On September 18, 2023, the RBI released the latest data on financial health of households. It shows, net financial assets of households dropped sharply from 11.5% of the GDP in FY21 to 7.2% in FY22 and 5.1% in FY23. Going by its data, available since 1970-71, this fall (5.1% in FY23) is a 47-year low! The last time it went below 5.1% was in 1975-76 when it was 4.7%; the next low was 5.2% in 1977-78.
This is a huge fall. In 16 out of 18 fiscals between 1993-94 and 2010-11, net financial assets averaged 10.8%, peaking at 12% in FY10. After FY11, the only fiscal it touched double-digit was in FY21 (11.5%) – the pandemic fiscal in which the GDP growth plunged to -5.8% – and then dropped to 5.1% in FY23 when the GDP growth was 7.2%.

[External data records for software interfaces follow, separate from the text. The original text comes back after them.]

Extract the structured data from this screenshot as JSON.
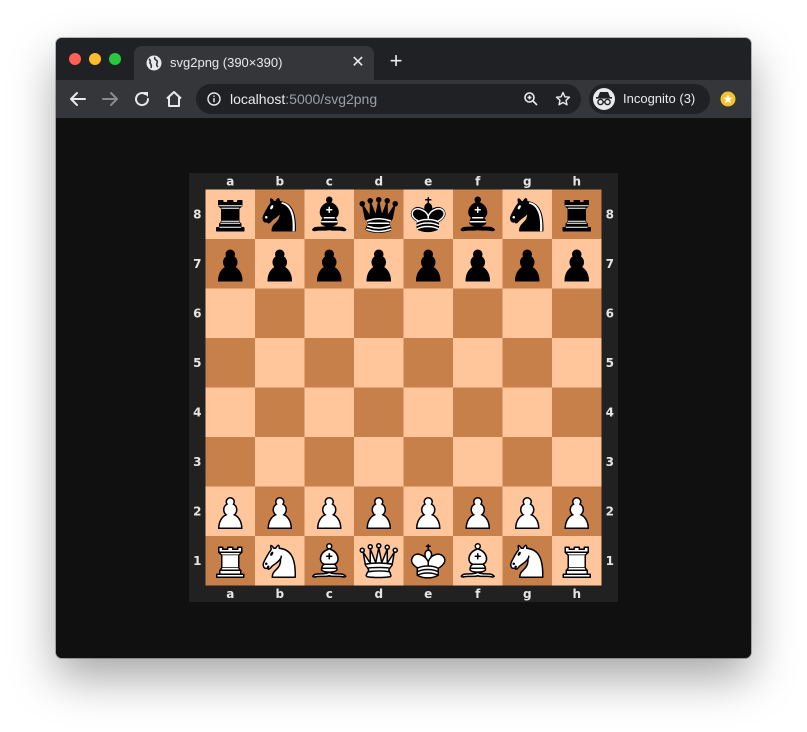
{
  "tab": {
    "title": "svg2png (390×390)",
    "favicon": "globe-icon",
    "close_glyph": "✕",
    "new_tab_glyph": "+"
  },
  "toolbar": {
    "url_host": "localhost",
    "url_path": ":5000/svg2png",
    "incognito_label": "Incognito (3)"
  },
  "board": {
    "files": [
      "a",
      "b",
      "c",
      "d",
      "e",
      "f",
      "g",
      "h"
    ],
    "ranks": [
      "8",
      "7",
      "6",
      "5",
      "4",
      "3",
      "2",
      "1"
    ],
    "position": [
      [
        "r",
        "n",
        "b",
        "q",
        "k",
        "b",
        "n",
        "r"
      ],
      [
        "p",
        "p",
        "p",
        "p",
        "p",
        "p",
        "p",
        "p"
      ],
      [
        "",
        "",
        "",
        "",
        "",
        "",
        "",
        ""
      ],
      [
        "",
        "",
        "",
        "",
        "",
        "",
        "",
        ""
      ],
      [
        "",
        "",
        "",
        "",
        "",
        "",
        "",
        ""
      ],
      [
        "",
        "",
        "",
        "",
        "",
        "",
        "",
        ""
      ],
      [
        "P",
        "P",
        "P",
        "P",
        "P",
        "P",
        "P",
        "P"
      ],
      [
        "R",
        "N",
        "B",
        "Q",
        "K",
        "B",
        "N",
        "R"
      ]
    ],
    "colors": {
      "light": "#fec69a",
      "dark": "#c8804b",
      "border": "#212121",
      "coord": "#e5e5e5"
    }
  }
}
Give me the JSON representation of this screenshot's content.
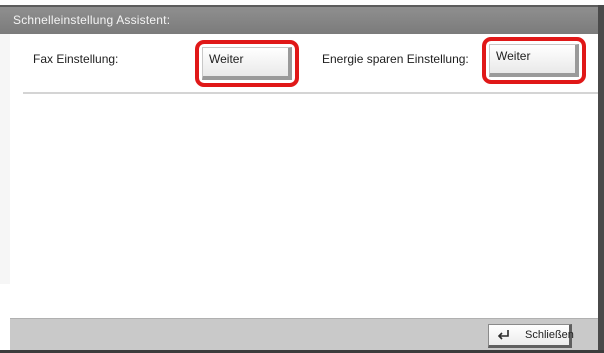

The fall in net financial assets is due to a sharp rise in financial liabilities. The latest RBI data shows, liabilities fell from 3.9% of the GDP in FY21 to 3.8% in FY22 but went up to 5.8% in FY23. In the past 53 fiscals for which the RBI provides data (since 1970-71) only twice financial liabilities crossed 5% – 5.1% in FY06 and 6.6% in FY07. The growing impoverishment of households has been known for years and yet, no attention has been paid. Here are five more official datasets to demonstrate this.

(i) The NSSO’s 2017-18 household consumption expenditure survey (MPCE) showed a fall in ‘real’ expenditure – but it was junked on misleading claims (that an experts committee questioned the data quality38). No MPCE survey has been taken up thereafter.

(ii) The MoSPI data shows, net household savings (financial and physical assets) has fallen from 23.6% of the GDP in FY12 (25% in FY09 and FY10) to 19.7% in FY22 (up to which data is available). Household savings constitute 64% of gross domestic savings (gross capital formation), during FY12-FY22.

(iii) Net physical assets have fallen from 16.3% to 12% of the GDP during the same period.

(iv) The RBI data shows bank credit outflow inverted in FY20 – “personal loans” for consumption overtaking that to industry, large industry and services and continues to do so in FY24.

(Excerpted with permission from ‘Attack on the ‘Idea of India’: A Decade of Social, Political and Economic Strife’, Prasanna Mohanty, Black Eagle Books;